Kadre Desire Ouedraogo, the president of the commission of the Economic Community of West African States, or ECOWAS, said the group intended to send forces as soon as the Malian authorities request them.

Ouedraogo made the announcement late Thursday after hours of closed-door meetings in the Senegalese capital Dakar, aimed at resolving the political impasses in both Mali and Guinea-Bissau following recent military coups.

Regional leaders have said they would not permit the military to impose its will on the people anywhere in the region.

They requested that the transitional Malian government of interim President Dioncounda Traore prepare a plan for the organizing of elections and recommended that Guinea-Bissau's national assembly resume office.

They also called for the deployment of a regional military force in Guinea-Bissau to oversee the withdrawal of an Angolan technical assistance mission, ensure the security of the transition and help with security sector reform.

The bloc welcomed the release of Carlos Gomes Junior, Guinea-Bissau's former prime minister and presidential election front-runner, and ousted interim President Raimundo Pereira, who were arrested by soldiers during last month's coup.
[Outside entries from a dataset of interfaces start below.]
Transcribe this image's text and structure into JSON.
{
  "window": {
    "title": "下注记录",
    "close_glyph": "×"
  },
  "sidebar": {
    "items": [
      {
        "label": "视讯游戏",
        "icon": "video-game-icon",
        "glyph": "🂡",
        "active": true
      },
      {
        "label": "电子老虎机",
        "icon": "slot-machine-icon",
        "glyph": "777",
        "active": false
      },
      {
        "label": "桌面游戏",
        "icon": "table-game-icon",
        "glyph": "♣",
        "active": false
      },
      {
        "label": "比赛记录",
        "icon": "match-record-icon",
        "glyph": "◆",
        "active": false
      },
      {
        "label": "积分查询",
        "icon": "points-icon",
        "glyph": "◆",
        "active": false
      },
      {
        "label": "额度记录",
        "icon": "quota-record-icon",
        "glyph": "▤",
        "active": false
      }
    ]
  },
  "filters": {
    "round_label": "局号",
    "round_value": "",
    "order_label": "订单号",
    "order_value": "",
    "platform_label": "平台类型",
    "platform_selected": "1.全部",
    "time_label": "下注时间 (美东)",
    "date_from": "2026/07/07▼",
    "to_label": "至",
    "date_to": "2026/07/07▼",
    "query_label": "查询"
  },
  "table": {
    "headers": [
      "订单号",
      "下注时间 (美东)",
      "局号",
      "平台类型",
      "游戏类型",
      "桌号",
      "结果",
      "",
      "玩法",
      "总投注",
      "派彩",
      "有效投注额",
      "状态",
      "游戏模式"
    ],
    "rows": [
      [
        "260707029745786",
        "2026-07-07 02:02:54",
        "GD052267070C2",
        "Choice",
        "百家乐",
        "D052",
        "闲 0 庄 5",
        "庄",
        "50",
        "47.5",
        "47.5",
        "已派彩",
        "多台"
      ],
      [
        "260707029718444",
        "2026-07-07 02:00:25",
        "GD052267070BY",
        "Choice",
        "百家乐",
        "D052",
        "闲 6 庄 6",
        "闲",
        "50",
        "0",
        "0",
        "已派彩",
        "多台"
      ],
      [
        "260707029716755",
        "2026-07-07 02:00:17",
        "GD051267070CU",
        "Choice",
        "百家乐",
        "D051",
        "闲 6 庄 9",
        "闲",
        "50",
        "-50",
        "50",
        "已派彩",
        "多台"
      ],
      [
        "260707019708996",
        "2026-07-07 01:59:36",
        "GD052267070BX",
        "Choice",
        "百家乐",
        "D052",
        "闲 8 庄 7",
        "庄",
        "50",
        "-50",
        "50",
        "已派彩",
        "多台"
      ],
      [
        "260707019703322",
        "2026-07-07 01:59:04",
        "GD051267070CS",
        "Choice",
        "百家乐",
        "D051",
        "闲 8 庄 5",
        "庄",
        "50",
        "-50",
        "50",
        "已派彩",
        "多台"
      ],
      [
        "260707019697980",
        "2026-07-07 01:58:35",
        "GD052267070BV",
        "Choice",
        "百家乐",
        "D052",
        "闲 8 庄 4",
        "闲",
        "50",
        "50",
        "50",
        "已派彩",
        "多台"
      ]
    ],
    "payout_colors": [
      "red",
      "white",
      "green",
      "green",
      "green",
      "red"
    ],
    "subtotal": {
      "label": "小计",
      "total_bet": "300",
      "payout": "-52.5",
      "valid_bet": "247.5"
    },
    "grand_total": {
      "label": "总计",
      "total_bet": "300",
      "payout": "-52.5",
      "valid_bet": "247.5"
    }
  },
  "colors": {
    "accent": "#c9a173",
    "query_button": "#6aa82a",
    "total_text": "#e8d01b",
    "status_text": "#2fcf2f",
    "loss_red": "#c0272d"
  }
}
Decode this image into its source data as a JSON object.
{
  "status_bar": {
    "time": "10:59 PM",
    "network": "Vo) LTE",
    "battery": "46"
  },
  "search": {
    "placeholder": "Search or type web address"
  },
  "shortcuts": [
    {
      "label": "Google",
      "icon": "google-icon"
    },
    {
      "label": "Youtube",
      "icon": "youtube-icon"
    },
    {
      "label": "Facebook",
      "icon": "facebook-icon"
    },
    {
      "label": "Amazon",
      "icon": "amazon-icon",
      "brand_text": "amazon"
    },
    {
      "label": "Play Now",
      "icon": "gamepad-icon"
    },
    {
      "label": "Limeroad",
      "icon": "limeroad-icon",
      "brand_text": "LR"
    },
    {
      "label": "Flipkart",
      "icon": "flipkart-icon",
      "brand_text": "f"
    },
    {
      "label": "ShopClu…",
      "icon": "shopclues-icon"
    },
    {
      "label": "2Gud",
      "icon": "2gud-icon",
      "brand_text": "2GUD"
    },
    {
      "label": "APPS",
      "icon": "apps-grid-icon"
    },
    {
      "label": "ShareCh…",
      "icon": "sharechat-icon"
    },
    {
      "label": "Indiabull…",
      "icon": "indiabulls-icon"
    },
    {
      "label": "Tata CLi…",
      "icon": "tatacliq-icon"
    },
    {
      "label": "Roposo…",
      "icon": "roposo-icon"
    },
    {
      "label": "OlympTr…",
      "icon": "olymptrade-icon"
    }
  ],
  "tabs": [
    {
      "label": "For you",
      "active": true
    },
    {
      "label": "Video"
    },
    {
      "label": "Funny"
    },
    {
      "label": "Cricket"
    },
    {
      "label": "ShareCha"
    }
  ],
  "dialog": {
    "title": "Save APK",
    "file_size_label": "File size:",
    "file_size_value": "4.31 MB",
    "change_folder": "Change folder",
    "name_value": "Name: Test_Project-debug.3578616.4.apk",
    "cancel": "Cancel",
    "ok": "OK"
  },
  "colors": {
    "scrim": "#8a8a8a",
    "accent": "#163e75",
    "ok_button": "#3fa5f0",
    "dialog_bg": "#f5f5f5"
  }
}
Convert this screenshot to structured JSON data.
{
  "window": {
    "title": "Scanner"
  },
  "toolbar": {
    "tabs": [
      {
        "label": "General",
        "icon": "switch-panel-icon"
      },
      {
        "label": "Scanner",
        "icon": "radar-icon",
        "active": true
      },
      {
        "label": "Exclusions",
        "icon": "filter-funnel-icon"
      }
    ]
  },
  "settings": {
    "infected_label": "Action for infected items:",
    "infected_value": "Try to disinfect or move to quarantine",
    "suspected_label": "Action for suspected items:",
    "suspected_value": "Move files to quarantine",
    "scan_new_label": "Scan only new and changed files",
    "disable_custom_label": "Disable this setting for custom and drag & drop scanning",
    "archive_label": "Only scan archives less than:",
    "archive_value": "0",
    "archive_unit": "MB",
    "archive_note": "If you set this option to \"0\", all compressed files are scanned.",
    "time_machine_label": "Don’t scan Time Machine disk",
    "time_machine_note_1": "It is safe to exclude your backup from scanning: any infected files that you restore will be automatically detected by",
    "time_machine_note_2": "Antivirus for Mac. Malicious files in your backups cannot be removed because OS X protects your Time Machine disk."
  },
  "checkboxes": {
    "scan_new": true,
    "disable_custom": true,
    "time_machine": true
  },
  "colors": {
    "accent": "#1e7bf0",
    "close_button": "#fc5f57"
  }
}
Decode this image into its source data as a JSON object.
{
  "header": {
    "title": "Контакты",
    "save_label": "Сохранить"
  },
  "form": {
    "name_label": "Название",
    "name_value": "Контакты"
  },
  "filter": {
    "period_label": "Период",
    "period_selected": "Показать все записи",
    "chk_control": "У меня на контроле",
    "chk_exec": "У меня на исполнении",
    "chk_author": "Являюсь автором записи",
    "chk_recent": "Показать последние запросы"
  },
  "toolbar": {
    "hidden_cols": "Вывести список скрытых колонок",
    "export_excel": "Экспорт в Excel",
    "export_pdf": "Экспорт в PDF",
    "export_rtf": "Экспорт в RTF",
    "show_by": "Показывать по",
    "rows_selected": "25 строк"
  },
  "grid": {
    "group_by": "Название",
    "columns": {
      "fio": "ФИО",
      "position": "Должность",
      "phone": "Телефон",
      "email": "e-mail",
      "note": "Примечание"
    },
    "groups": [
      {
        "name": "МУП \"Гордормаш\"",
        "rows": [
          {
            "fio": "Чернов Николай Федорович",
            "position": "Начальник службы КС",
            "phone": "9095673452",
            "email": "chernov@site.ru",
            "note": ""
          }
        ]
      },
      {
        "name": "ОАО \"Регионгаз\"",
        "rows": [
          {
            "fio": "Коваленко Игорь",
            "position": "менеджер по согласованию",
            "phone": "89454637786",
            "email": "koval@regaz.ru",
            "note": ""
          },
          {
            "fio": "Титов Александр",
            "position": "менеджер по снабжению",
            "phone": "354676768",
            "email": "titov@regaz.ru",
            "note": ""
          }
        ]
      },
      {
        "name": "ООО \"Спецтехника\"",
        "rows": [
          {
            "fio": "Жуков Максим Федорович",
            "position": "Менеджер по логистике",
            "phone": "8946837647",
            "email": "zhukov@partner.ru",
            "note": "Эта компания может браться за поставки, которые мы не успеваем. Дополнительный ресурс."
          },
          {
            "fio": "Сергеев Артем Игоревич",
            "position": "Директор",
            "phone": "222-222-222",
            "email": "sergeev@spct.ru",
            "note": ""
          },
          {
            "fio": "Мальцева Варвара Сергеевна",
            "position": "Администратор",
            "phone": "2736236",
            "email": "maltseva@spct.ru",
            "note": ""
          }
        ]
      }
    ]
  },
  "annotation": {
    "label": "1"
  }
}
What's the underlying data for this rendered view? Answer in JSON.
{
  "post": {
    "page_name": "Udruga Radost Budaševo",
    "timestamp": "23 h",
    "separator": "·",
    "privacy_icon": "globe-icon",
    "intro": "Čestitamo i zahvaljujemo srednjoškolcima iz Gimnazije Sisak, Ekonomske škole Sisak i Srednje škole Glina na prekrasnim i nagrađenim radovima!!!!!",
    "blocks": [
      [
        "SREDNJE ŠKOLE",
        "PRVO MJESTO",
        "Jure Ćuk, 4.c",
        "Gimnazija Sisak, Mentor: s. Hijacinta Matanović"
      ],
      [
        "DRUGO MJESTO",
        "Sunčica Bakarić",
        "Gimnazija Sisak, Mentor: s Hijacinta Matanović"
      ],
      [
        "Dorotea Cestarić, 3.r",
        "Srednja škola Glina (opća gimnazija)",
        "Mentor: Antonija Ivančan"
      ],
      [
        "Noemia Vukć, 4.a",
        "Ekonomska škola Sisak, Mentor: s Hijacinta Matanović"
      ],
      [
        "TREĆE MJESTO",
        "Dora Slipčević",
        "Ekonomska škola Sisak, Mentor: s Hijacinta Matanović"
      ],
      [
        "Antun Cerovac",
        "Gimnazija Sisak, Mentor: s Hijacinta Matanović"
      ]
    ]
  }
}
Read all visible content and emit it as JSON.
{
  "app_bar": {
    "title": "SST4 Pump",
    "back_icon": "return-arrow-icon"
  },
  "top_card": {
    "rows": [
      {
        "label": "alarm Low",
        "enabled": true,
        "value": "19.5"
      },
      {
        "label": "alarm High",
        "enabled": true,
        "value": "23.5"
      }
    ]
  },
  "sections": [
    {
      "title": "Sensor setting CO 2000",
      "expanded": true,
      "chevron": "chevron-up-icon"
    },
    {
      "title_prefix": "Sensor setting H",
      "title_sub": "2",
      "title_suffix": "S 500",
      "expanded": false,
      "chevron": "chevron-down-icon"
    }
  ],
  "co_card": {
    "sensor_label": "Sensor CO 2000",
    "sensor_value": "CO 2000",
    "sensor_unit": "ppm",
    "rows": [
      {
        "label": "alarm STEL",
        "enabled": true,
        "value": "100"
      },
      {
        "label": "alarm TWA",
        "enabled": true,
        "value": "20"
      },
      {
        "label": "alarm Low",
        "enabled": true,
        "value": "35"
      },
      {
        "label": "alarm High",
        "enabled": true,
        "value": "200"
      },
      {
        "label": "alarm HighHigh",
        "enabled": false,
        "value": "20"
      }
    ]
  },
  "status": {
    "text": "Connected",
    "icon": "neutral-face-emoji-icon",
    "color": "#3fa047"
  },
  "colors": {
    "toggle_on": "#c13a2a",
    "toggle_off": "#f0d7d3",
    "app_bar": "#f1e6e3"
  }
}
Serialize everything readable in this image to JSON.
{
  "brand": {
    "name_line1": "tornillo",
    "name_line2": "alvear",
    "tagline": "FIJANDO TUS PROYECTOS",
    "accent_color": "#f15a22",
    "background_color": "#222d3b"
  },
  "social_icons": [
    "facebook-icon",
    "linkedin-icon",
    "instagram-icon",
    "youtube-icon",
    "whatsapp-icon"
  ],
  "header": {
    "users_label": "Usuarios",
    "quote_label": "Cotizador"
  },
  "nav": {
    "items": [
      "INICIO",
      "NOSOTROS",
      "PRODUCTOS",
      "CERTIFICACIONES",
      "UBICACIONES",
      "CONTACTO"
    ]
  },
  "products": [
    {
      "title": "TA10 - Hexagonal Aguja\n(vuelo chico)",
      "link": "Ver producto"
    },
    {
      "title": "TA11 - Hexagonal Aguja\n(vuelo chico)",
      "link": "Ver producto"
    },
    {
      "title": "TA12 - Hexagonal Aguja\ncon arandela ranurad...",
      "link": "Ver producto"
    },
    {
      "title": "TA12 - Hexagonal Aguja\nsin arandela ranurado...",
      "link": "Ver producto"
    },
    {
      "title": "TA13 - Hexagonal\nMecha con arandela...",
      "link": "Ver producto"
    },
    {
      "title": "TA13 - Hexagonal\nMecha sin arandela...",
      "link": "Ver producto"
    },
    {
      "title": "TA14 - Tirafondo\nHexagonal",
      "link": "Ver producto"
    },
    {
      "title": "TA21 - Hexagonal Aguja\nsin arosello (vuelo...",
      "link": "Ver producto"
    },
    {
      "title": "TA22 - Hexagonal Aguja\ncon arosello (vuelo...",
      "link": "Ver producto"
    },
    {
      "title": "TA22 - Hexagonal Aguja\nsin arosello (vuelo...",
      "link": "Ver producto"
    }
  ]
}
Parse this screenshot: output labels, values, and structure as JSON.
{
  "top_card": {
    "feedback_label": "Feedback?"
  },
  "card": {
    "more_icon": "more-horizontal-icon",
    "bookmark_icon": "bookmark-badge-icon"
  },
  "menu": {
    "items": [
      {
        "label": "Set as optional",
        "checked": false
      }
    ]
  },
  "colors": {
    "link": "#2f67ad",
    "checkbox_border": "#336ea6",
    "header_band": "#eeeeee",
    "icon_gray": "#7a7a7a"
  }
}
But the group also demanded the release of all other people still detained illegally in the country.

ECOWAS imposed sanctions on Guinea-Bissau earlier this week, after the junta there refused to allow Mr. Pereira to resume power and manage the return to civilian rule.

Guinea-Bissau has endured numerous coups and coup attempts during the past 30 years and has become a transit point for international drug traffickers.

Soldiers in Mali seized power in March, accusing ousted President Amadou Toumani Toure of failing to properly equip the army to fight a Tuareg rebellion in the north. They defeated an attempt by loyalist troops this week to restore the constitutional government.

ECOWAS has earlier said it would send 3,000 or more troops to Mali to secure peace. But it is not clear if the ruling junta will permit the deployment.